At the time of this writing, the Linux Bluetooth stack only enables the SBC codec, although the other A2DP codec capabilities of the Roar 2–namely, AAC and aptX are recognized as available by Linux. My understanding is that the AAC and aptX require licensing, and it simply hasn’t been a priority for Linux users. I did not take the time to test via Windows or using Blackberry, which have aptX. Perhaps if one is ready for an audiophile session on Linux, they could plug in audio via the 3.5mm analog connection. Another alternative is the $40 CreativeLabs BT-D1, which has the aptX hardware transmitter and is said to present itself as a sound card to Linux/Mac/Windows.
You can confirm the A2DP codec on Linux via
Power off Bluetooth speaker
Start Bluetooth sniffer
Poweron speaker, connect over Bluetooth from your Linux PC
The output includes:
AVDTP(s): Discover rsp: transaction 4 nsp 0x00 ACP SEID 5 - Audio Sink ACP SEID 3 - Audio Sink ACP SEID 1 - Audio Sink AVDTP(s): Capabilities rsp: transaction 5 nsp 0x00 Media Transport Media Codec - non-A2DP (aptX) 44.1kHz 48kHz AVDTP(s): Capabilities rsp: transaction 6 nsp 0x00 Media Transport Media Codec - SBC 16kHz 32kHz 44.1kHz 48kHz Mono DualChannel Stereo JointStereo 4 8 12 16 Blocks 4 8 Subbands SNR Loudness Bitpool Range 2-53 Content Protection 02 00
(yes, the Roar 2 has aptX)
similar text is given for AAC and SBC, then finally the SBC codec is chosen:
AVDTP(s): Set config cmd: transaction 7 nsp 0x00 ACP SEID 1 - INT SEID 1 Media Transport Media Codec - SBC 44.1kHz JointStereo 16 Blocks 8 Subbands Loudness Bitpool Range 2-53
Terabass reasonably boosts low frequency content. It’s good for volume at all levels, especially low volume.
Roar mode is audio compression and brightening for high volume listening. It alters audio characteristics. For high fidelity listening, leave Roar Mode off. Roar Mode is about blasting sound, cranking it to 11.
Note as per the Roar 2 user manual, maximum loudness in “roar” mode is achieved with the speaker externally powered, and I can confirm there is a tangible improvement in loudness being plugged in.
I noticed that I could visibly see the side drivers moving down to 2.8 Hz with “roar” mode enabled and at full volume, though the motion was slight so many 10’s of dB down. The low frequency rolloff seems to steepen below about 58 Hz or so. This was done using an Android frequency generator over Bluetooth A2DP; if someone is really interested I could do a hard-wired test with a lab signal generator.
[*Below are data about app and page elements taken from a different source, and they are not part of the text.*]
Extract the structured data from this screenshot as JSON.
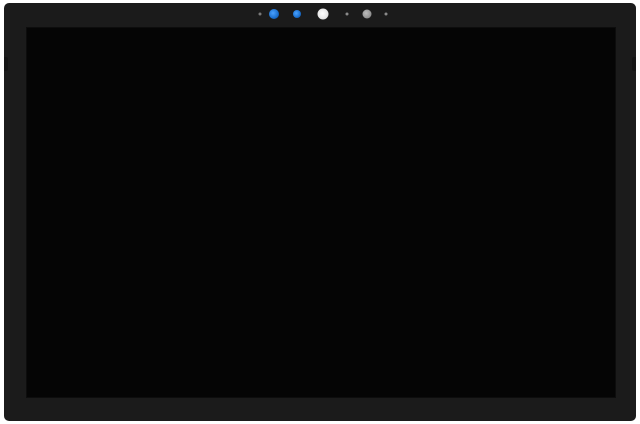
{
  "device": {
    "type": "tablet-display",
    "bezel_color": "#1b1b1b",
    "screen_color": "#050505",
    "screen_state": "off"
  },
  "sensors": [
    {
      "name": "indicator-dot",
      "color": "#7a7a7a"
    },
    {
      "name": "ir-sensor",
      "color": "#1a6fcf"
    },
    {
      "name": "ir-sensor",
      "color": "#1a6fcf"
    },
    {
      "name": "front-camera",
      "color": "#e6e6e6"
    },
    {
      "name": "indicator-dot",
      "color": "#8a8a8a"
    },
    {
      "name": "ambient-light-sensor",
      "color": "#8e8e8e"
    },
    {
      "name": "indicator-dot",
      "color": "#8a8a8a"
    }
  ]
}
The sound is much more pleasant that that built into most flat screen TVs or sub-$100 bluetooth speakers overall, more than enough for a city backyard gathering of a small group of friends. You would have to get one of those $300 Bluetooth giant party speakers to get a worthwhile upgrade in volume for parties.
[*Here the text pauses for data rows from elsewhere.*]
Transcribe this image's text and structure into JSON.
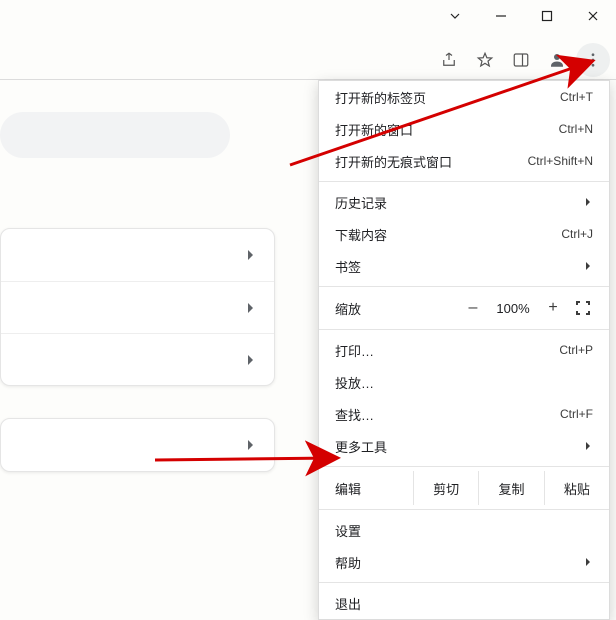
{
  "window_controls": {
    "chevron": "⌄",
    "min": "–",
    "max": "☐",
    "close": "✕"
  },
  "toolbar": {
    "share": "share-icon",
    "star": "star-icon",
    "panel": "panel-icon",
    "profile": "profile-icon",
    "menu": "kebab-menu-icon"
  },
  "menu": {
    "new_tab": {
      "label": "打开新的标签页",
      "shortcut": "Ctrl+T"
    },
    "new_window": {
      "label": "打开新的窗口",
      "shortcut": "Ctrl+N"
    },
    "new_incognito": {
      "label": "打开新的无痕式窗口",
      "shortcut": "Ctrl+Shift+N"
    },
    "history": {
      "label": "历史记录"
    },
    "downloads": {
      "label": "下载内容",
      "shortcut": "Ctrl+J"
    },
    "bookmarks": {
      "label": "书签"
    },
    "zoom": {
      "label": "缩放",
      "minus": "–",
      "value": "100%",
      "plus": "+"
    },
    "print": {
      "label": "打印…",
      "shortcut": "Ctrl+P"
    },
    "cast": {
      "label": "投放…"
    },
    "find": {
      "label": "查找…",
      "shortcut": "Ctrl+F"
    },
    "more_tools": {
      "label": "更多工具"
    },
    "edit": {
      "label": "编辑",
      "cut": "剪切",
      "copy": "复制",
      "paste": "粘贴"
    },
    "settings": {
      "label": "设置"
    },
    "help": {
      "label": "帮助"
    },
    "exit": {
      "label": "退出"
    }
  }
}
Note that online reviewers have commented that the MegaStereo OMTP cable does NOT work with Roar 2. It is 4 rings on one end and 3 rings on the other, requiring audio output from the Roar, but the Roar 2 is said to NOT have this so you apparently cannot link two Roar 2 together.
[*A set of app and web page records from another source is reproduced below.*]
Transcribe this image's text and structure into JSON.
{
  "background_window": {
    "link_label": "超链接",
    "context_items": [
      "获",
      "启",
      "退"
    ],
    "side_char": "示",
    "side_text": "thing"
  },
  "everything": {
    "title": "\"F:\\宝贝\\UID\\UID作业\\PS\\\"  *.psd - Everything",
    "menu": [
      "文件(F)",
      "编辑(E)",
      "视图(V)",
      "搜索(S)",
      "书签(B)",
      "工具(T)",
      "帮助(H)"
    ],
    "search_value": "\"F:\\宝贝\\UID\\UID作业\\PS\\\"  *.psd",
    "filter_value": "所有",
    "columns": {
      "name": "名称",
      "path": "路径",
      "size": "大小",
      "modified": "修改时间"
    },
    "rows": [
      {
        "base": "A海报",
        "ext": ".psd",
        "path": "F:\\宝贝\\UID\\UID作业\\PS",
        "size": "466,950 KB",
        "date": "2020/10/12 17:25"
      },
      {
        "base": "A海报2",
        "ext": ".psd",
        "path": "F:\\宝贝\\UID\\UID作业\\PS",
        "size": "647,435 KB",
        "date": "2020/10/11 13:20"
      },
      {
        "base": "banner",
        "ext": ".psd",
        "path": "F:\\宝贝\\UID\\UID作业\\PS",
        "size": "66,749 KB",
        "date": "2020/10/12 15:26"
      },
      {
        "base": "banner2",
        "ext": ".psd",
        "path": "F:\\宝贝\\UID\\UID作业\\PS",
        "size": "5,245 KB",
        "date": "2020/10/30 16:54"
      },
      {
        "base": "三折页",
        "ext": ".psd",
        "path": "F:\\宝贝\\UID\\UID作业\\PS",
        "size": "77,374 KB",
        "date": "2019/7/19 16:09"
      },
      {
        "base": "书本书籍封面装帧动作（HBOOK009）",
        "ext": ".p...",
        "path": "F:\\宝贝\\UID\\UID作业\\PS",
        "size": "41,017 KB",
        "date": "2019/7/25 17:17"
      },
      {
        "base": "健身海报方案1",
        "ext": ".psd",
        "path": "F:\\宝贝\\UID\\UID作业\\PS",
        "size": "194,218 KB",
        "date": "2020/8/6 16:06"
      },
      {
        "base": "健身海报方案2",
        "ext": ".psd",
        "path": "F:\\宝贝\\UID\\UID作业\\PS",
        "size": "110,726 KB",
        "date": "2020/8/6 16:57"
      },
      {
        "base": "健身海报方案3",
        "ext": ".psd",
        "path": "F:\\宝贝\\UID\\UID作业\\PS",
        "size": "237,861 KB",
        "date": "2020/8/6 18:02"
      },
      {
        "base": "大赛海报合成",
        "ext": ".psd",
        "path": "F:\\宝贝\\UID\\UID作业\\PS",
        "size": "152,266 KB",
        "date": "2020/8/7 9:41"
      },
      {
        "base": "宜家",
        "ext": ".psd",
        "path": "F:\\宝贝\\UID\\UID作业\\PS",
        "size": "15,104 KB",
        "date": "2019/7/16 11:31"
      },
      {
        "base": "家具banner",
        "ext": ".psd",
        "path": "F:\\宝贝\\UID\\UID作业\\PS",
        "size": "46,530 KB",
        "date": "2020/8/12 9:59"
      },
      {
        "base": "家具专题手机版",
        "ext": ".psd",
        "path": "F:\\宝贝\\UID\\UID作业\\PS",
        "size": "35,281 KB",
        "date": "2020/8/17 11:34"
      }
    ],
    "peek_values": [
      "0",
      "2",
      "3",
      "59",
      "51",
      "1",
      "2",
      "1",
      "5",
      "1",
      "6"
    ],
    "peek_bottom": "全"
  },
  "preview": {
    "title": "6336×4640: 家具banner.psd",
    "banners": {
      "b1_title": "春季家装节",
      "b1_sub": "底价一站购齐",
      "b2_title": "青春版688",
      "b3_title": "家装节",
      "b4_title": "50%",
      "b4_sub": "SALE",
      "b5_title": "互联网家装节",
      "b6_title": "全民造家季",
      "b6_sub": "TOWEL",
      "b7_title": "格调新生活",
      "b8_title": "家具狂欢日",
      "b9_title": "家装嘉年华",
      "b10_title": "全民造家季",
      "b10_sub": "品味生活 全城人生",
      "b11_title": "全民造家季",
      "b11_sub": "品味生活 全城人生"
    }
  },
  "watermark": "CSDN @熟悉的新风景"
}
I use the $10 CreativeLabs mesh case to carry the Roar 2. By design it is not waterproof at all nor does it afford much drop protection, as it is meant to give a shoulder strap with transparent audio characteristics. It feels sufficiently light to carry this way, although many might put it inside a backpack. There is a $20 silicone case available from CreativeLabs for more shock protection.